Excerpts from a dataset
───
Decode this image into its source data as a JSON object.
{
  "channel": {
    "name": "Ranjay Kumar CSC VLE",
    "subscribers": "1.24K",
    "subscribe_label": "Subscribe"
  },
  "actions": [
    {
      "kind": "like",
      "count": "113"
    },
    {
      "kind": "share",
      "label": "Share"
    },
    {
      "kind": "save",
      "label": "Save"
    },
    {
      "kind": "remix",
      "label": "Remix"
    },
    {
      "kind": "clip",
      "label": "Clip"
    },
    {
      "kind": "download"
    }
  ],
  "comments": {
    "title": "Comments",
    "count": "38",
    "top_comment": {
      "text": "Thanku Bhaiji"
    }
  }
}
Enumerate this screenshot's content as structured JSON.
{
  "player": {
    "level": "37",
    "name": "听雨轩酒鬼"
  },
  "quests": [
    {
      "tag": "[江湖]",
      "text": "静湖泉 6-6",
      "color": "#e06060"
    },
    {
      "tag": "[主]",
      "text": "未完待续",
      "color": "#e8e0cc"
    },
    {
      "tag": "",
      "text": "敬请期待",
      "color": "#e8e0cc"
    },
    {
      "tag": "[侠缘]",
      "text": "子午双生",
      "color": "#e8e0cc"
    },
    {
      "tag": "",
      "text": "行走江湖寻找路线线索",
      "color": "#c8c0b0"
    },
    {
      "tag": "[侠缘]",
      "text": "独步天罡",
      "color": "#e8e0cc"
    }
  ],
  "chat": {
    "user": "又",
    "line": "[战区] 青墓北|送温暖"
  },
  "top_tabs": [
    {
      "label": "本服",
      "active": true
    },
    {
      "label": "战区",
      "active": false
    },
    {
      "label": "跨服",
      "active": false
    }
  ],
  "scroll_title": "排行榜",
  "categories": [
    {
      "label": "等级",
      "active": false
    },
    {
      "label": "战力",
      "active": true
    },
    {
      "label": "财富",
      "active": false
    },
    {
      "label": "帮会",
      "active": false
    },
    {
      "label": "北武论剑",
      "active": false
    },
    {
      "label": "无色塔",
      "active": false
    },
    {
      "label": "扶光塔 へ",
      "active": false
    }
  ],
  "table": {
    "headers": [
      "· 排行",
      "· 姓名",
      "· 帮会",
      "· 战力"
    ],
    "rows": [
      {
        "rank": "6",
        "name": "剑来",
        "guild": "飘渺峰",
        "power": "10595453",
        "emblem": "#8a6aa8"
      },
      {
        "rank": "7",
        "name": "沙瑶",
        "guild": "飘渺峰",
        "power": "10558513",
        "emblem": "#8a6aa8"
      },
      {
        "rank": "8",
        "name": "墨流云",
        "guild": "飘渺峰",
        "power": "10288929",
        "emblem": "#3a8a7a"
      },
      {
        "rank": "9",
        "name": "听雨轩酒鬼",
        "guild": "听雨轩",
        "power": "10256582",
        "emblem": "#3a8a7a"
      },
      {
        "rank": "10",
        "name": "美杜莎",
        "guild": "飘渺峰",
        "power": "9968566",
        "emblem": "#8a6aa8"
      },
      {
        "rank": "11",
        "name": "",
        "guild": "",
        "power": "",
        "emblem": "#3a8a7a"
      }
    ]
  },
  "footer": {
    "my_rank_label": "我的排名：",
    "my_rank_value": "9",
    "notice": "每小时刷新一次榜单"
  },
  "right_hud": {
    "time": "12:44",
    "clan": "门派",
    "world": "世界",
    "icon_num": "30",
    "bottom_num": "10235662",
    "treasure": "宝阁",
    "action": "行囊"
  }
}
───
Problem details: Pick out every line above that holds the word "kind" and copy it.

Expected output:
      "kind": "like",
      "kind": "share",
      "kind": "save",
      "kind": "remix",
      "kind": "clip",
      "kind": "download"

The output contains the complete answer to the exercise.